> _What you will do_
Which lines of the records below contain the word "Open"? Report each of them in full.

> _Entries supplied_
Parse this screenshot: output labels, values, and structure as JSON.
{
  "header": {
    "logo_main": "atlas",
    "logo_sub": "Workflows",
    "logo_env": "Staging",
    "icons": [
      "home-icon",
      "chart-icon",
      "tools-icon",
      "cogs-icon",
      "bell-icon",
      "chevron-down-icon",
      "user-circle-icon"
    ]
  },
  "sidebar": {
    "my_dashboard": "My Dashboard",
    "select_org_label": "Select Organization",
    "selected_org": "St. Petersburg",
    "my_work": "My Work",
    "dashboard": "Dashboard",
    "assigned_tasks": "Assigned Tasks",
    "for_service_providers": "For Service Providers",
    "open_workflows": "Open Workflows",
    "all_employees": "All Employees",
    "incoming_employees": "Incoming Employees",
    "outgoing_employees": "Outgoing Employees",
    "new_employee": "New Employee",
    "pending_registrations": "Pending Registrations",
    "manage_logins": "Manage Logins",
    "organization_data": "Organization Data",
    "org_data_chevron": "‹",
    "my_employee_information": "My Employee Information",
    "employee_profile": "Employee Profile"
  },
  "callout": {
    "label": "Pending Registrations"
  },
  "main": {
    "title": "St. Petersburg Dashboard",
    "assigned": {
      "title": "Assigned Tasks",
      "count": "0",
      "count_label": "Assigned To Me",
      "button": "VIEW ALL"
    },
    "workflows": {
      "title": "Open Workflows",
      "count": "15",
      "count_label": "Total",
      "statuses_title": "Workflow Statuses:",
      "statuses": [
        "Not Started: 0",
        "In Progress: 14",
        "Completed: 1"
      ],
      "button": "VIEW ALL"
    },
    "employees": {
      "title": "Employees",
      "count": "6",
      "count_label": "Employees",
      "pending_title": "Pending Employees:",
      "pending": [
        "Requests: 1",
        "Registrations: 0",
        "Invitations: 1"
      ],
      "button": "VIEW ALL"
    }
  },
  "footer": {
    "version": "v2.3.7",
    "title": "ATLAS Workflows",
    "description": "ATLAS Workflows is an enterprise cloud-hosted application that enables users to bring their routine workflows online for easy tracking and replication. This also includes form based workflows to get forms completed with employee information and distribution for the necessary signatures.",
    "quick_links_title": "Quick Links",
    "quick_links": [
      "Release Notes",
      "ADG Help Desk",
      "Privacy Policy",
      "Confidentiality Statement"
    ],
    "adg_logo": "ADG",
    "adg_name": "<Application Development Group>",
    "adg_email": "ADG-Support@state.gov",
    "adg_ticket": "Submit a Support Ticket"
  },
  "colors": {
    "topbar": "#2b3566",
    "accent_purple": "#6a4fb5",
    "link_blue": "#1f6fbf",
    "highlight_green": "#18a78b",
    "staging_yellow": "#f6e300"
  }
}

> _Expected output_
    "open_workflows": "Open Workflows",
      "title": "Open Workflows",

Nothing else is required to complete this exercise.